07/29/2005 08:40 pm ET Updated May 25, 2011

Starve the Beast

This week's talk of "withdrawal in 2006" (20,000 troops, possibly, if the Constitution gets finished, things go well with the elections, the insurgents convert to Tibetan Buddhism, etc.) is a sham, as the New York Times' Bob Herbert points out. The long-term goal was, and still is, to establish a permanent base of operations in Iraq to control the world's last great oil reserves. That doesn't mean there couldn't very well be troop reductions next year. But they may have more to do with human resources than human rights.

Last week, the Army's top personnel officer announced the Army won't meet its recruiting goals for 2005. So far this year, the active-duty Army has enlisted 47,121 recruits. The goal was 80,000. There's little chance to make up the gap the official conceded, the Times reported. Forget the still relatively small U.S. death toll. These are the numbers that keep the Pentagon brass up at night. The Army is being pushed to the breaking point, and that, more than anything, may be what's fueling the administration's new emphasis on "withdrawal" from Iraq.

Frustrated with seeing the largest street protests since Vietnam marginalized by the mainstream media and dismissed by the president as a "focus group," thousands of antiwar youth are targeting this Achilles' heel of the neocon master plan.

"We think counter-recruitment is the smartest way to intervene with the war in Iraq," John Sellers, founder of the Ruckus Society, told me. "Until Rumsfeld's robot army is up and running, they're going to need young men and women to fight. We feel the most effective strategy is to support the youth who are questioning our nation's values and resisting war for resources."

Ruckus has teamed up with Code Pink, the League of Independent Voters and other antiwar groups, to create, an organizing hub for counter-recruiting actions.
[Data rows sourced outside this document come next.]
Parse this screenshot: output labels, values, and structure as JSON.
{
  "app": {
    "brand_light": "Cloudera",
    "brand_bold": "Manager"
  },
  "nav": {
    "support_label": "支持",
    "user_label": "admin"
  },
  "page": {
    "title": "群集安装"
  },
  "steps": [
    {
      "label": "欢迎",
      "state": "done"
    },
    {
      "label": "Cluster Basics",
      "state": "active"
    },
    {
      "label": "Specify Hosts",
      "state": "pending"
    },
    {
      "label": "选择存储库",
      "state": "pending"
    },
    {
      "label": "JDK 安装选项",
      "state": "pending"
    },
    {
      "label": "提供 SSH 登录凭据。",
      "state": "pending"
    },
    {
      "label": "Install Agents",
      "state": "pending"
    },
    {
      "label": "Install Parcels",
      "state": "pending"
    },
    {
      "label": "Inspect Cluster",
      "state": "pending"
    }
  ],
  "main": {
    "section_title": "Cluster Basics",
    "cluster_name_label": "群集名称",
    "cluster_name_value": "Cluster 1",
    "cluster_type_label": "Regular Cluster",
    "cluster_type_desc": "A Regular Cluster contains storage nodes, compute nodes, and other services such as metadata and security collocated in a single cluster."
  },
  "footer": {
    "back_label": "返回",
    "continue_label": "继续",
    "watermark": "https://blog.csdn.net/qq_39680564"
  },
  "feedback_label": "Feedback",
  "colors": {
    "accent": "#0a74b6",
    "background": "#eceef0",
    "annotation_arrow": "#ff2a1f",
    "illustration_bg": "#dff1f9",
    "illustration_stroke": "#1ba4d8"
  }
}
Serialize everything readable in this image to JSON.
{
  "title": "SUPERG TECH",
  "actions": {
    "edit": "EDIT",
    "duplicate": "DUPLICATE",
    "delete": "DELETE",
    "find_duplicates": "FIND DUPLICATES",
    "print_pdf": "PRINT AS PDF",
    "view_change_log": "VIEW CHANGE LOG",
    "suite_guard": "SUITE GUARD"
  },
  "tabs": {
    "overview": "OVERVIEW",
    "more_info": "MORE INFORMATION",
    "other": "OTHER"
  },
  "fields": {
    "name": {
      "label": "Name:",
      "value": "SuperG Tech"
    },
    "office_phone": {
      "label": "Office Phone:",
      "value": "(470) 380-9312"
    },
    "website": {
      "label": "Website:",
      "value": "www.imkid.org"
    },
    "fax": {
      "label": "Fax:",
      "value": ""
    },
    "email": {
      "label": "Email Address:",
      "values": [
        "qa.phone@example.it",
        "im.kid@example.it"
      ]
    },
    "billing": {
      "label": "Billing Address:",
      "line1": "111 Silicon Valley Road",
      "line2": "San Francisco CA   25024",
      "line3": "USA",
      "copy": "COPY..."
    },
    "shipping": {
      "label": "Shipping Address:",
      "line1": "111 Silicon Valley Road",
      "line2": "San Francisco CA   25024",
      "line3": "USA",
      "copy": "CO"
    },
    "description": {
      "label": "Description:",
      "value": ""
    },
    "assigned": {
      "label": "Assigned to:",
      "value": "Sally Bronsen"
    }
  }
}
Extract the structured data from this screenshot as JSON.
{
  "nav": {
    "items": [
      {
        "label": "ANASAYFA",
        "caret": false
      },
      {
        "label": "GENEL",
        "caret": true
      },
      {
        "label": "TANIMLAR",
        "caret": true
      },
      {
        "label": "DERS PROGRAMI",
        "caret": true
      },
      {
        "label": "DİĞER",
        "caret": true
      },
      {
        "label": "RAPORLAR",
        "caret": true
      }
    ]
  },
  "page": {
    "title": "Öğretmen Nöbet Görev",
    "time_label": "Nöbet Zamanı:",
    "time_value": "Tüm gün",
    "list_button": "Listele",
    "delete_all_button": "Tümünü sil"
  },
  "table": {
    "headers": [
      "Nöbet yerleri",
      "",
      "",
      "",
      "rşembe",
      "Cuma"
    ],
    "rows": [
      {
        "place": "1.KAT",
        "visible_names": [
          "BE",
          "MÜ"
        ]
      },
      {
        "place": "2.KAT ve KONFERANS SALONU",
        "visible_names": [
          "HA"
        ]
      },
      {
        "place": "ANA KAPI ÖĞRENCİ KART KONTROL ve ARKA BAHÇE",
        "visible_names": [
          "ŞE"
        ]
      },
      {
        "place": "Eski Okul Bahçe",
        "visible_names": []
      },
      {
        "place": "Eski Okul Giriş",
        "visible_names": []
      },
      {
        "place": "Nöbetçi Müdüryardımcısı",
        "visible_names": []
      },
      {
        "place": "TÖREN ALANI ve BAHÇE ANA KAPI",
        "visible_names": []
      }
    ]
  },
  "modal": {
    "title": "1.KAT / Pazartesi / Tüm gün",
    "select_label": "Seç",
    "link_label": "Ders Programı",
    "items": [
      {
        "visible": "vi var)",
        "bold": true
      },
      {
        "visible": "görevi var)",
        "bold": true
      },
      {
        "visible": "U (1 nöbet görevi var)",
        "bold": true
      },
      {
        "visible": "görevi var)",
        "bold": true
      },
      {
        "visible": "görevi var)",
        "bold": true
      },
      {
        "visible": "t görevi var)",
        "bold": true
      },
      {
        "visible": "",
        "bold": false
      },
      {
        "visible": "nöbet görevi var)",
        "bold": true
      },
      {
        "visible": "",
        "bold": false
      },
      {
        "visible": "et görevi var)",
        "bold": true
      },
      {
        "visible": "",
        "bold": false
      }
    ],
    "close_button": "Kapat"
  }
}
Later this summer, the group is organizing counter-recruiting training camps in five cities for a major campaign on campuses across the country this fall.

Earlier this year, the brains behind the popular Punk Voter CD launched A little known provision in the No Child Left Behind Act requires high schools that receive federal funding to provide dossiers on students to recruiters. But students can opt out of the program by getting their parents to sign a simple form. offers the form in a downloadable PDF.

Recruiters have proven easy targets because they're liars. As fewer and fewer young Americans decide to trade in their PlayStations for the ultimate first-person shooter game, recruiters have become desperate. They promise funds for college that don't exist. They tell potential recruits they won't end up in Iraq. They even break the law.

Recruiters in Houston were recently busted for offering to help a potential recruit cheat on his drug test. In Indiana, recruiters allegedly forged physicals. In Seattle, a quiet, rule-abiding 18-year old reported being virtually kidnapped by a team of recruiters and held over night before agreeing to enlist. His mother had to hire a lawyer to get him out of the contract.

It got so bad that the Pentagon had to call for a one-day halt of all recruiting activities around the country so recruiters could take a special training course on how not to break the law. Shortly after, the Army announced it was lowering standards for criminal records, mental health, intelligence, even the length of enlistment. They're considering offering up to a $40,000 signing bonus.

Scared attacking U.S. military recruiting efforts might seem "unpatriotic"?

According to a recent poll, a majority of Americans have finally come to the realization that the war in Iraq wasn't just a diversion from the real war on terror -- it is now actually making us less safe.

The invasion and occupation of Iraq has been a boon for jihadist recruiters from Leeds to Lahore to Fallujah. It's time to stop our recruiters from helping theirs.